“When you’re running the ball like that, there’s different answers the defense has to come with,” Sirianni said. “You just never as a defense want to get the ball pushed down your throat. They ended up doing some different things, which naturally opens up some different scenarios. ... We just had to identify what they’re doing and then attack from there. I think our coaches did a nice job seeing what they were doing, communicating what they were doing, so we could get to the answers.”
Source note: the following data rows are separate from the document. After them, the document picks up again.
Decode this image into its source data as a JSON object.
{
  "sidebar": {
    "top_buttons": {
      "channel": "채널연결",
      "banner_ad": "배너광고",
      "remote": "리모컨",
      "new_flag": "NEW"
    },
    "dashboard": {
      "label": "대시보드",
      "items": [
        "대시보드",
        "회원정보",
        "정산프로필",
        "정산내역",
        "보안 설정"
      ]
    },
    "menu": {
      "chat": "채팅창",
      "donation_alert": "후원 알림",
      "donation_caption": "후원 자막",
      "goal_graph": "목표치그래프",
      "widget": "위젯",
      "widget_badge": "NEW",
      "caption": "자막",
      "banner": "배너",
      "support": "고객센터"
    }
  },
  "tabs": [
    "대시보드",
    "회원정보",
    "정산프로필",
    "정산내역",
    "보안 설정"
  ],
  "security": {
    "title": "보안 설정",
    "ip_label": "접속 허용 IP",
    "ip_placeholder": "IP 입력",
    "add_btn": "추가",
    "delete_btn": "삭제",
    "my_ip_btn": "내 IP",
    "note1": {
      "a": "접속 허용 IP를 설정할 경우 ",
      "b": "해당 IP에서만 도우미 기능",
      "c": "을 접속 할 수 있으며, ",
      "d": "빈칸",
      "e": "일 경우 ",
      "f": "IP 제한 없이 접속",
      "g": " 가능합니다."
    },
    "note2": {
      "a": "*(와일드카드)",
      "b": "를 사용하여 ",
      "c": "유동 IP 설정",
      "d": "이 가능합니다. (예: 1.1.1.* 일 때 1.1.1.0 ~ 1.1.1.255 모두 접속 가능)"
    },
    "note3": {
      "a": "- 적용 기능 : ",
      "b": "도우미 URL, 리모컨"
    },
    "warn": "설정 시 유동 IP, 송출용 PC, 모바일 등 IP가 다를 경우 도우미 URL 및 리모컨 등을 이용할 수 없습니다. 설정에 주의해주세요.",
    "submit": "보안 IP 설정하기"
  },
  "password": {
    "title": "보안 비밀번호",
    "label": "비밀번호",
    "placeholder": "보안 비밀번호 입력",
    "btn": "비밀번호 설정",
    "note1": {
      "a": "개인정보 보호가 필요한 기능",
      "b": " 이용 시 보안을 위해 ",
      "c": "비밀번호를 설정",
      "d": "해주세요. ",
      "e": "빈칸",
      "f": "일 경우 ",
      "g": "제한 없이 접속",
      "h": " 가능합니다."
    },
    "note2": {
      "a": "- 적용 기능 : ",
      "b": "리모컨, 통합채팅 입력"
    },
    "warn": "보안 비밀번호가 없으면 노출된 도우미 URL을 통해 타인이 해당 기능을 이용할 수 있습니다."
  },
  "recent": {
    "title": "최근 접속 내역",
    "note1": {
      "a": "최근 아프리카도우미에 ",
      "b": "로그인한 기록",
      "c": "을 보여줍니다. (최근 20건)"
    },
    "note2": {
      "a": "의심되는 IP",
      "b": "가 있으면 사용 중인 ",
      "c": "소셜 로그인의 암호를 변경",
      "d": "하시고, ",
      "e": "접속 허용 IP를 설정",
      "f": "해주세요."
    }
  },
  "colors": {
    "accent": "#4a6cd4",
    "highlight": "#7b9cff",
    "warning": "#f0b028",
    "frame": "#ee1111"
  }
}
After spending the first third of the year searching for an offensive identity, it seems like the Eagles have found one as a run-first group. Hurts threw just 17 times, the second straight game he has not surpassed 20 attempts. By comparison, he averaged 34.6 attempts per game in the Eagles’ first seven games this season.
“You want to be balanced as an offense where you can be able to do both,” rookie wide receiver DeVonta Smith said. “I feel like we’re getting there, we just have to continue to chip away at it.”
Hurts ran for 62 yards on 10 attempts, proving effective both on designed quarterback runs and as a scrambler on broken-down pass plays. Especially in the fourth quarter, he made a handful of pivotal plays to keep the Eagles in the game, including an 11-yard scramble on a third-and-4 in Chargers territory. The next play, he found Smith for a 28-yard touchdown pass to tie the score with just over five minutes left in the game. Earlier that drive, he had a 5-yard run when he dove over a defender to get the first down.
“He made some unbelievable plays on third down,” Sirianni said. “That play where he jumped over top and flipped, I think, if we won that game, that’d be a play they showed in Philly for a long time.”
Sirianni added a few wrinkles in the run-heavy scheme, including some new formations. On a 16-play drive that ended in a field goal, the Eagles used 13 personnel the majority of the time and had a few creative play calls from the heavy formation. On a key third-down conversion, Sirianni called a quarterback draw out of an empty formation.
There were still missed opportunities in the passing game, though. Hurts missed on a few key chances, including two potential touchdown throws in the first half. On the Eagles’ opening drive, Hurts had Dallas Goedert wide open on a deep crossing route, but overthrew him as pressure crowded his view. Goedert got a hand on the ball, but could not reel it in.
At the end of the first half, Hurts misfired to Smith open in the back of the end zone on third-and-6. The Eagles had to settle for a field goal after reeling off an impressive 16-play drive that featured 12 designed runs and just three passing plays.
Hurts said those two plays stuck in his mind once the game was lost.
“There were some opportunities that, whether it was a perfect situation or not, whether it was a perfect pocket or not, whatever it was, I didn’t make the play early in the game,” Hurts said. “Those are the things that are on my mind right now. Things that I didn’t do.”